The brief points to an invocation speech given by one of the appellee organizations’ members in Longwood, Fla., which avoided satire and quoted astronomer Carl Sagan, “For small creatures such as we, the vastness is bearable only through love.”
By all accounts, some Brevard County commissioners have been firmly on the record as being unreceptive not only to atheists, but to non-Christian religions as well.
Social media posts by a commissioner not named in the court documents allegedly called Islam a “religion of hatred” and recited the meme slogan, “It’s either ‘One Nation Under God,’ or bite my ass and just leave!”
Commissioner Curt Smith once stated that invocation speeches were meant to honor “the one and only true God,” the “God of the Bible.”
And Commissioner Jim Barfield testified he would not invite a Rastafarian, a deist, or a polytheist to deliver an opening invocation because these groups were “not representative of [his] community.”
At Tuesday’s hearing, U.S. Circuit Judge Stanley Marcus prodded the county’s attorneys on apparent religious bias in deposition statements from at least three commissioners.

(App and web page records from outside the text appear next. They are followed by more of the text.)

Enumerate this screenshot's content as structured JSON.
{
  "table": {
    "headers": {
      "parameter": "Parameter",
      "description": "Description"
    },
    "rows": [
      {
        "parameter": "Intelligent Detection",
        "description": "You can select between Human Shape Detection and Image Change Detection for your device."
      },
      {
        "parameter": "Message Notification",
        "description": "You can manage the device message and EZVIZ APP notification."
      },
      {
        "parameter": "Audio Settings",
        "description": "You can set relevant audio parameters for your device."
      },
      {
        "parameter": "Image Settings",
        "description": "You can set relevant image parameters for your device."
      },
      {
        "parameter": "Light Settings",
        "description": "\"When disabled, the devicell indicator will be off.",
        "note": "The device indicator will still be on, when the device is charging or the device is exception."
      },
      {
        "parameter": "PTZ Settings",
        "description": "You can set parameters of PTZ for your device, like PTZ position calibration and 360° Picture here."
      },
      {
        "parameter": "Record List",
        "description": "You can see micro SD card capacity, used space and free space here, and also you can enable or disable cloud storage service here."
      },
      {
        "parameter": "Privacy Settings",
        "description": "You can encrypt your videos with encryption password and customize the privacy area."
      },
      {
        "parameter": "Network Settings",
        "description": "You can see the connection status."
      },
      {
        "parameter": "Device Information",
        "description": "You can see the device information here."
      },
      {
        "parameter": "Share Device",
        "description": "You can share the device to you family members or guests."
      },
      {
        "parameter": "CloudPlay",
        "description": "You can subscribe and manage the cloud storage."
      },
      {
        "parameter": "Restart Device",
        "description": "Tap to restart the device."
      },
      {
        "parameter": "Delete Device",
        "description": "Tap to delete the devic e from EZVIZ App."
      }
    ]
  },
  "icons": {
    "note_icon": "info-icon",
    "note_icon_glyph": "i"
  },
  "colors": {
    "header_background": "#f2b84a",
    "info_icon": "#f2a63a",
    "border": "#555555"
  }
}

The judge noted that selection of prayer speakers boiled down to simple rotating picks by the commissioners based on their personal preference rather than a written policy.
“Don’t you have a problem with the selection process because your commissioners say they would bar some religions?” the judge asked.
Brevard County’s attorney Michael Roper responded that setting aside the deposition testimony, the record does not show that the commissioners exercised religious bias in their actual decisions on who to pick to do the speeches. He attributed the deposition testimony to “quite a bit of confusion” on the part of the commissioners.
Roper maintained the county acted in accordance with a tradition of legislative prayer upheld by the Supreme Court.
The attorney is fighting on behalf of Brevard County to overturn a decision from the Middle District of Florida, which found largely in favor of the plaintiff atheists and the plaintiff secularist groups.
That court ruled in 2017 that by “intentionally discriminating against potential invocation-givers based on their beliefs, the county runs afoul of the Establishment Clause.”
“[The county] is clearly entangling itself in religion by vetting the beliefs of those groups with whom it is unfamiliar before deciding whether to grant permission to give invocations,” the lower court wrote.
The Middle District in November 2017 recorded an agreed-upon judgment, enjoining the county from discriminating against atheists in the selection of invocation speakers.
The court’s decision did grant the county a victory in finding that its commissioners were not engaged in unconstitutional coercion by asking spectators to stand during the prayers. That finding is being challenged in a cross-appeal in the 11th Circuit.
The Supreme Court’s reasoning in Town of Greece v. Galloway could play a central role in the general outcome of the litigation. In that case, secularists claimed the Town of Greece, New York’s practice of opening each legislative session with a prayer was unconstitutional. The Supreme Court ruled 5-4 in favor of the municipality.
The Florida case plaintiffs proffer a distinction: “Because [Brevard] County’s policy expressly draws religious lines to determine eligibility to deliver opening invocations, the facts here are diametrically different from those in Greece.”
It is unclear when the federal appeals court will issue a ruling in the case.